* Work request
This exercise asks for the whole listing to be restated exactly.

---*---

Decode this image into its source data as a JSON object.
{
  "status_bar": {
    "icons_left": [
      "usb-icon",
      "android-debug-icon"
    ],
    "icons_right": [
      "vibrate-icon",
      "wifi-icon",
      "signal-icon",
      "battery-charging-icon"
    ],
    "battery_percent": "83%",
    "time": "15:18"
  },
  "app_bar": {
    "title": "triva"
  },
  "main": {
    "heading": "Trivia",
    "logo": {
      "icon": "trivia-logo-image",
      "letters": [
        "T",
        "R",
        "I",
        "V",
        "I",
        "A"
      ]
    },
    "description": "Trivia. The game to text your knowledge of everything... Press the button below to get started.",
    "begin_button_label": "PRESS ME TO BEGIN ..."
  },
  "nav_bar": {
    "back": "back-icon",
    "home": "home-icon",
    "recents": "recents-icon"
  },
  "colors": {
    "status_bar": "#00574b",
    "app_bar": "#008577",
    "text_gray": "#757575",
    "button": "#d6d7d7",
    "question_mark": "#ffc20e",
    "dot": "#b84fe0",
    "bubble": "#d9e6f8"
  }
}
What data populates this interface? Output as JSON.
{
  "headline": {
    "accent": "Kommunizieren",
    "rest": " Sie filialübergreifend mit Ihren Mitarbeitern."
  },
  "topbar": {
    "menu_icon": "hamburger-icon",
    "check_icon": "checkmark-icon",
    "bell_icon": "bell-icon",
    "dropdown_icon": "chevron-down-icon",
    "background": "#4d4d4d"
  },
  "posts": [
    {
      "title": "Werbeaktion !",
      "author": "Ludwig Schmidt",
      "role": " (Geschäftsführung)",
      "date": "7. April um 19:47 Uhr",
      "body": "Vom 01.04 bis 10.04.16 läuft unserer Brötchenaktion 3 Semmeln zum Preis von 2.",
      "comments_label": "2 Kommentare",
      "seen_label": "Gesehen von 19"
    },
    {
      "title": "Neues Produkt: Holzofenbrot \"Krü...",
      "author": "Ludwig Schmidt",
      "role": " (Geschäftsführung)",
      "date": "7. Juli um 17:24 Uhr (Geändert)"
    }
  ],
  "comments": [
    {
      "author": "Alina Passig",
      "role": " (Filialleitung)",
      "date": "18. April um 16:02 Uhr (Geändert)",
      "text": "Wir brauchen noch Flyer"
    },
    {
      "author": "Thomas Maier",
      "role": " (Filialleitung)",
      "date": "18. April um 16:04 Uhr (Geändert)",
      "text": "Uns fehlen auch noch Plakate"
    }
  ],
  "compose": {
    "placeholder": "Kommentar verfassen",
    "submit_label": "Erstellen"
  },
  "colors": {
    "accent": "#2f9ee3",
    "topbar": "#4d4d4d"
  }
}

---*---

* Problem solution
Decode this image into its source data as a JSON object.
{
  "status_bar": {
    "icons_left": [
      "usb-icon",
      "android-debug-icon"
    ],
    "icons_right": [
      "vibrate-icon",
      "wifi-icon",
      "signal-icon",
      "battery-charging-icon"
    ],
    "battery_percent": "83%",
    "time": "15:18"
  },
  "app_bar": {
    "title": "triva"
  },
  "main": {
    "heading": "Trivia",
    "logo": {
      "icon": "trivia-logo-image",
      "letters": [
        "T",
        "R",
        "I",
        "V",
        "I",
        "A"
      ]
    },
    "description": "Trivia. The game to text your knowledge of everything... Press the button below to get started.",
    "begin_button_label": "PRESS ME TO BEGIN ..."
  },
  "nav_bar": {
    "back": "back-icon",
    "home": "home-icon",
    "recents": "recents-icon"
  },
  "colors": {
    "status_bar": "#00574b",
    "app_bar": "#008577",
    "text_gray": "#757575",
    "button": "#d6d7d7",
    "question_mark": "#ffc20e",
    "dot": "#b84fe0",
    "bubble": "#d9e6f8"
  }
}
What data populates this interface? Output as JSON.
{
  "headline": {
    "accent": "Kommunizieren",
    "rest": " Sie filialübergreifend mit Ihren Mitarbeitern."
  },
  "topbar": {
    "menu_icon": "hamburger-icon",
    "check_icon": "checkmark-icon",
    "bell_icon": "bell-icon",
    "dropdown_icon": "chevron-down-icon",
    "background": "#4d4d4d"
  },
  "posts": [
    {
      "title": "Werbeaktion !",
      "author": "Ludwig Schmidt",
      "role": " (Geschäftsführung)",
      "date": "7. April um 19:47 Uhr",
      "body": "Vom 01.04 bis 10.04.16 läuft unserer Brötchenaktion 3 Semmeln zum Preis von 2.",
      "comments_label": "2 Kommentare",
      "seen_label": "Gesehen von 19"
    },
    {
      "title": "Neues Produkt: Holzofenbrot \"Krü...",
      "author": "Ludwig Schmidt",
      "role": " (Geschäftsführung)",
      "date": "7. Juli um 17:24 Uhr (Geändert)"
    }
  ],
  "comments": [
    {
      "author": "Alina Passig",
      "role": " (Filialleitung)",
      "date": "18. April um 16:02 Uhr (Geändert)",
      "text": "Wir brauchen noch Flyer"
    },
    {
      "author": "Thomas Maier",
      "role": " (Filialleitung)",
      "date": "18. April um 16:04 Uhr (Geändert)",
      "text": "Uns fehlen auch noch Plakate"
    }
  ],
  "compose": {
    "placeholder": "Kommentar verfassen",
    "submit_label": "Erstellen"
  },
  "colors": {
    "accent": "#2f9ee3",
    "topbar": "#4d4d4d"
  }
}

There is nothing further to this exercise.